    • Do
      • Food Journal (include class visitors on 3/25  (Leslie Cerrier) and 4/1 Alden Booth
      • Post to Class Forum:  Immersing yourself in the Emulsion by 6 PM Monday April 7
      • Lab 5:  Fantastic Foams on Thursday March 27 (Group B) or Thursday, April 3 (Group A) each posted the Thursday evening two weeks hence.

Module 6: Spheres and Fears/Healthy Eating 1 (Week 11-12)

  • Read
    • Re-read Volume 4 of Modernist Cuisine, Chapters 13-16
    • The End of Overeating by David Kessler Chapters 1-6
    • Watch  Harvard University Food and Science Lecture 6 (2011)  
    • Do
      • Lab 6: Spherification on Thursday April 10 (Group B) or Thursday, April 17 (Group A) each posted the Thursday evening two weeks hence in the lab WIKI below.
      • Submit first draft of your Final Project Proposal by April 15th.
      • Don’t forget your Food Journals!

Module 7:  Food Pairings: Healthy Eating 2 (Week 13-14)

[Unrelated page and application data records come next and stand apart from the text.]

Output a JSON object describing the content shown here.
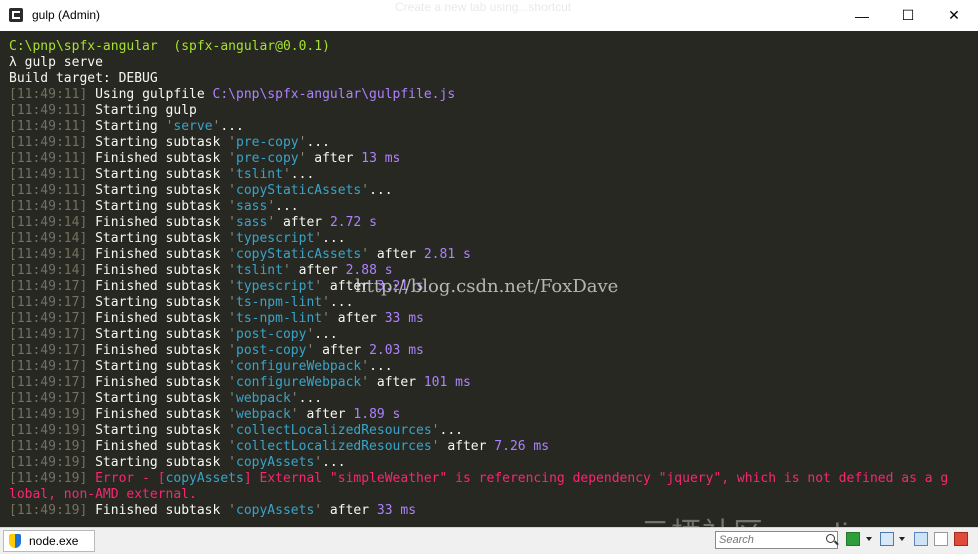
{
  "window": {
    "title": "gulp (Admin)",
    "ghost_text": "Create a new tab using...shortcut",
    "controls": {
      "minimize": "—",
      "maximize": "☐",
      "close": "✕"
    }
  },
  "terminal": {
    "prompt_path": "C:\\pnp\\spfx-angular",
    "prompt_pkg": "(spfx-angular@0.0.1)",
    "command": "λ gulp serve",
    "build_target": "Build target: DEBUG",
    "lines": [
      {
        "ts": "[11:49:11]",
        "parts": [
          {
            "t": "Using gulpfile ",
            "c": ""
          },
          {
            "t": "C:\\pnp\\spfx-angular\\gulpfile.js",
            "c": "purple"
          }
        ]
      },
      {
        "ts": "[11:49:11]",
        "parts": [
          {
            "t": "Starting gulp",
            "c": ""
          }
        ]
      },
      {
        "ts": "[11:49:11]",
        "parts": [
          {
            "t": "Starting ",
            "c": ""
          },
          {
            "t": "'",
            "c": "q"
          },
          {
            "t": "serve",
            "c": "cyan"
          },
          {
            "t": "'",
            "c": "q"
          },
          {
            "t": "...",
            "c": ""
          }
        ]
      },
      {
        "ts": "[11:49:11]",
        "parts": [
          {
            "t": "Starting subtask ",
            "c": ""
          },
          {
            "t": "'",
            "c": "q"
          },
          {
            "t": "pre-copy",
            "c": "cyan"
          },
          {
            "t": "'",
            "c": "q"
          },
          {
            "t": "...",
            "c": ""
          }
        ]
      },
      {
        "ts": "[11:49:11]",
        "parts": [
          {
            "t": "Finished subtask ",
            "c": ""
          },
          {
            "t": "'",
            "c": "q"
          },
          {
            "t": "pre-copy",
            "c": "cyan"
          },
          {
            "t": "'",
            "c": "q"
          },
          {
            "t": " after ",
            "c": ""
          },
          {
            "t": "13 ms",
            "c": "purple"
          }
        ]
      },
      {
        "ts": "[11:49:11]",
        "parts": [
          {
            "t": "Starting subtask ",
            "c": ""
          },
          {
            "t": "'",
            "c": "q"
          },
          {
            "t": "tslint",
            "c": "cyan"
          },
          {
            "t": "'",
            "c": "q"
          },
          {
            "t": "...",
            "c": ""
          }
        ]
      },
      {
        "ts": "[11:49:11]",
        "parts": [
          {
            "t": "Starting subtask ",
            "c": ""
          },
          {
            "t": "'",
            "c": "q"
          },
          {
            "t": "copyStaticAssets",
            "c": "cyan"
          },
          {
            "t": "'",
            "c": "q"
          },
          {
            "t": "...",
            "c": ""
          }
        ]
      },
      {
        "ts": "[11:49:11]",
        "parts": [
          {
            "t": "Starting subtask ",
            "c": ""
          },
          {
            "t": "'",
            "c": "q"
          },
          {
            "t": "sass",
            "c": "cyan"
          },
          {
            "t": "'",
            "c": "q"
          },
          {
            "t": "...",
            "c": ""
          }
        ]
      },
      {
        "ts": "[11:49:14]",
        "parts": [
          {
            "t": "Finished subtask ",
            "c": ""
          },
          {
            "t": "'",
            "c": "q"
          },
          {
            "t": "sass",
            "c": "cyan"
          },
          {
            "t": "'",
            "c": "q"
          },
          {
            "t": " after ",
            "c": ""
          },
          {
            "t": "2.72 s",
            "c": "purple"
          }
        ]
      },
      {
        "ts": "[11:49:14]",
        "parts": [
          {
            "t": "Starting subtask ",
            "c": ""
          },
          {
            "t": "'",
            "c": "q"
          },
          {
            "t": "typescript",
            "c": "cyan"
          },
          {
            "t": "'",
            "c": "q"
          },
          {
            "t": "...",
            "c": ""
          }
        ]
      },
      {
        "ts": "[11:49:14]",
        "parts": [
          {
            "t": "Finished subtask ",
            "c": ""
          },
          {
            "t": "'",
            "c": "q"
          },
          {
            "t": "copyStaticAssets",
            "c": "cyan"
          },
          {
            "t": "'",
            "c": "q"
          },
          {
            "t": " after ",
            "c": ""
          },
          {
            "t": "2.81 s",
            "c": "purple"
          }
        ]
      },
      {
        "ts": "[11:49:14]",
        "parts": [
          {
            "t": "Finished subtask ",
            "c": ""
          },
          {
            "t": "'",
            "c": "q"
          },
          {
            "t": "tslint",
            "c": "cyan"
          },
          {
            "t": "'",
            "c": "q"
          },
          {
            "t": " after ",
            "c": ""
          },
          {
            "t": "2.88 s",
            "c": "purple"
          }
        ]
      },
      {
        "ts": "[11:49:17]",
        "parts": [
          {
            "t": "Finished subtask ",
            "c": ""
          },
          {
            "t": "'",
            "c": "q"
          },
          {
            "t": "typescript",
            "c": "cyan"
          },
          {
            "t": "'",
            "c": "q"
          },
          {
            "t": " after ",
            "c": ""
          },
          {
            "t": "3.21 s",
            "c": "purple"
          }
        ]
      },
      {
        "ts": "[11:49:17]",
        "parts": [
          {
            "t": "Starting subtask ",
            "c": ""
          },
          {
            "t": "'",
            "c": "q"
          },
          {
            "t": "ts-npm-lint",
            "c": "cyan"
          },
          {
            "t": "'",
            "c": "q"
          },
          {
            "t": "...",
            "c": ""
          }
        ]
      },
      {
        "ts": "[11:49:17]",
        "parts": [
          {
            "t": "Finished subtask ",
            "c": ""
          },
          {
            "t": "'",
            "c": "q"
          },
          {
            "t": "ts-npm-lint",
            "c": "cyan"
          },
          {
            "t": "'",
            "c": "q"
          },
          {
            "t": " after ",
            "c": ""
          },
          {
            "t": "33 ms",
            "c": "purple"
          }
        ]
      },
      {
        "ts": "[11:49:17]",
        "parts": [
          {
            "t": "Starting subtask ",
            "c": ""
          },
          {
            "t": "'",
            "c": "q"
          },
          {
            "t": "post-copy",
            "c": "cyan"
          },
          {
            "t": "'",
            "c": "q"
          },
          {
            "t": "...",
            "c": ""
          }
        ]
      },
      {
        "ts": "[11:49:17]",
        "parts": [
          {
            "t": "Finished subtask ",
            "c": ""
          },
          {
            "t": "'",
            "c": "q"
          },
          {
            "t": "post-copy",
            "c": "cyan"
          },
          {
            "t": "'",
            "c": "q"
          },
          {
            "t": " after ",
            "c": ""
          },
          {
            "t": "2.03 ms",
            "c": "purple"
          }
        ]
      },
      {
        "ts": "[11:49:17]",
        "parts": [
          {
            "t": "Starting subtask ",
            "c": ""
          },
          {
            "t": "'",
            "c": "q"
          },
          {
            "t": "configureWebpack",
            "c": "cyan"
          },
          {
            "t": "'",
            "c": "q"
          },
          {
            "t": "...",
            "c": ""
          }
        ]
      },
      {
        "ts": "[11:49:17]",
        "parts": [
          {
            "t": "Finished subtask ",
            "c": ""
          },
          {
            "t": "'",
            "c": "q"
          },
          {
            "t": "configureWebpack",
            "c": "cyan"
          },
          {
            "t": "'",
            "c": "q"
          },
          {
            "t": " after ",
            "c": ""
          },
          {
            "t": "101 ms",
            "c": "purple"
          }
        ]
      },
      {
        "ts": "[11:49:17]",
        "parts": [
          {
            "t": "Starting subtask ",
            "c": ""
          },
          {
            "t": "'",
            "c": "q"
          },
          {
            "t": "webpack",
            "c": "cyan"
          },
          {
            "t": "'",
            "c": "q"
          },
          {
            "t": "...",
            "c": ""
          }
        ]
      },
      {
        "ts": "[11:49:19]",
        "parts": [
          {
            "t": "Finished subtask ",
            "c": ""
          },
          {
            "t": "'",
            "c": "q"
          },
          {
            "t": "webpack",
            "c": "cyan"
          },
          {
            "t": "'",
            "c": "q"
          },
          {
            "t": " after ",
            "c": ""
          },
          {
            "t": "1.89 s",
            "c": "purple"
          }
        ]
      },
      {
        "ts": "[11:49:19]",
        "parts": [
          {
            "t": "Starting subtask ",
            "c": ""
          },
          {
            "t": "'",
            "c": "q"
          },
          {
            "t": "collectLocalizedResources",
            "c": "cyan"
          },
          {
            "t": "'",
            "c": "q"
          },
          {
            "t": "...",
            "c": ""
          }
        ]
      },
      {
        "ts": "[11:49:19]",
        "parts": [
          {
            "t": "Finished subtask ",
            "c": ""
          },
          {
            "t": "'",
            "c": "q"
          },
          {
            "t": "collectLocalizedResources",
            "c": "cyan"
          },
          {
            "t": "'",
            "c": "q"
          },
          {
            "t": " after ",
            "c": ""
          },
          {
            "t": "7.26 ms",
            "c": "purple"
          }
        ]
      },
      {
        "ts": "[11:49:19]",
        "parts": [
          {
            "t": "Starting subtask ",
            "c": ""
          },
          {
            "t": "'",
            "c": "q"
          },
          {
            "t": "copyAssets",
            "c": "cyan"
          },
          {
            "t": "'",
            "c": "q"
          },
          {
            "t": "...",
            "c": ""
          }
        ]
      },
      {
        "ts": "[11:49:19]",
        "parts": [
          {
            "t": "Error - [",
            "c": "red"
          },
          {
            "t": "copyAssets",
            "c": "cyan"
          },
          {
            "t": "] External \"simpleWeather\" is referencing dependency \"jquery\", which is not defined as a g",
            "c": "red"
          }
        ]
      },
      {
        "ts": "",
        "parts": [
          {
            "t": "lobal, non-AMD external.",
            "c": "red"
          }
        ]
      },
      {
        "ts": "[11:49:19]",
        "parts": [
          {
            "t": "Finished subtask ",
            "c": ""
          },
          {
            "t": "'",
            "c": "q"
          },
          {
            "t": "copyAssets",
            "c": "cyan"
          },
          {
            "t": "'",
            "c": "q"
          },
          {
            "t": " after ",
            "c": ""
          },
          {
            "t": "33 ms",
            "c": "purple"
          }
        ]
      }
    ],
    "watermark": "http://blog.csdn.net/FoxDave",
    "corner_watermark": "云栖社区 yq.aliyun.com"
  },
  "statusbar": {
    "tab_label": "node.exe",
    "search_placeholder": "Search"
  },
  "colors": {
    "terminal_bg": "#272822",
    "text": "#f8f8f2",
    "timestamp": "#75715e",
    "cyan": "#39a4c9",
    "purple": "#ae81ff",
    "green": "#a6e22e",
    "red": "#f92672"
  }
}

  • Do
    • Food Projects
      • Interview: We will set up the Lab Time on Thursday April 24th and Thursday May 1 to review plans for the Food Festival.  I will assign 20 minute slots for each group.  Please have all group members show up at the appointed time.
      • Excel spreadsheet of ingredients and amounts to Recipe Folder one week after interview.
      • Final project write-up with recipe and science by Saturday, May 10th in Food Project WIKI
    • Forum Post on End of Overeating by Monday, May 5th, 6 PM.
    • Final Food Journals collected May 6th in class. Second round of awards given at Food Festival.


  • Modernist Cuisine: The Art and Science of Cookingby Nathan Myhrvold, Chris Young and Maxime Bilet (on reserve in the reference section of the Science Library)
  • Animal, Vegetable, Miracleby Barbara Kingsolver($11.61)
  • The Omnivore’s Dilemmaby Michael Pollan ($12.86)
  • Taste Matters: Why We Like the Foods We Do by John Prescott ($19.99)
  • Molecular Gastronomy: Exploring the Science of Flavor (Arts and Traditions of the Table: Perspectives on Culinary History)  by Herve This ($12.16)

The End of Overeating: Taking Control of the Insatiable American Appetite by David Kessle